● **Goal of the exercise**
From the entries that follow, extract each line holding the string "icon".

● **Stored data**
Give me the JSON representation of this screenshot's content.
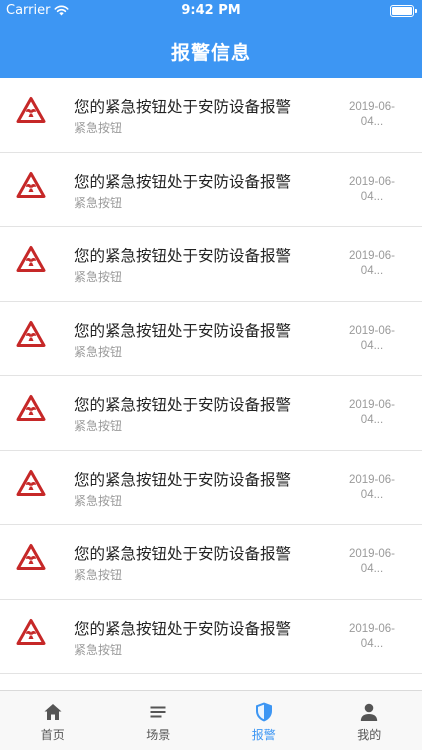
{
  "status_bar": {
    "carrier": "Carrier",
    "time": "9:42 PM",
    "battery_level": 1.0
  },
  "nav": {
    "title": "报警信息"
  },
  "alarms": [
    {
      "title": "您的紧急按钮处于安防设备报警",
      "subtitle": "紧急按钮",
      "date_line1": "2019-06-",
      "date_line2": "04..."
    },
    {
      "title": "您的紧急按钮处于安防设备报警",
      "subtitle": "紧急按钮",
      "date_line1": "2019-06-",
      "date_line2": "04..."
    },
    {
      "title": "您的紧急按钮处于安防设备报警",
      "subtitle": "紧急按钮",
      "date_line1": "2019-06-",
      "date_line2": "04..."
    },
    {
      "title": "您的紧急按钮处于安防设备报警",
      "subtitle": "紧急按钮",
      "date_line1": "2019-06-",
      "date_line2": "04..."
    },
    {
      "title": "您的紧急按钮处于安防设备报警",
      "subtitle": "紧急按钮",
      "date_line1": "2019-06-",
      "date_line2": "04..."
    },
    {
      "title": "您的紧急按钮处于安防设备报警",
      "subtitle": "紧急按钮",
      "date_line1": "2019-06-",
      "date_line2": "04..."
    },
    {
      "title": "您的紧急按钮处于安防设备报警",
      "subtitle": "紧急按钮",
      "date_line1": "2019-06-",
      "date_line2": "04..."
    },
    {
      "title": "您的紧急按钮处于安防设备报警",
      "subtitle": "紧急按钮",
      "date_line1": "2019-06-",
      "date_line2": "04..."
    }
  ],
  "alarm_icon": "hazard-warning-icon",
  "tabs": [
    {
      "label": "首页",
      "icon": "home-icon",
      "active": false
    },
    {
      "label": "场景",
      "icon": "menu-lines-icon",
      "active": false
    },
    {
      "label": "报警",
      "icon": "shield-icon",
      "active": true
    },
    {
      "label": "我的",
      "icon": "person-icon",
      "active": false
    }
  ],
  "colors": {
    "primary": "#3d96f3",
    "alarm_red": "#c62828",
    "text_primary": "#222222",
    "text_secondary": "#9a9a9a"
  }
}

● **Answer area**
  "alarm_icon": "hazard-warning-icon",
      "icon": "home-icon",
      "icon": "menu-lines-icon",
      "icon": "shield-icon",
      "icon": "person-icon",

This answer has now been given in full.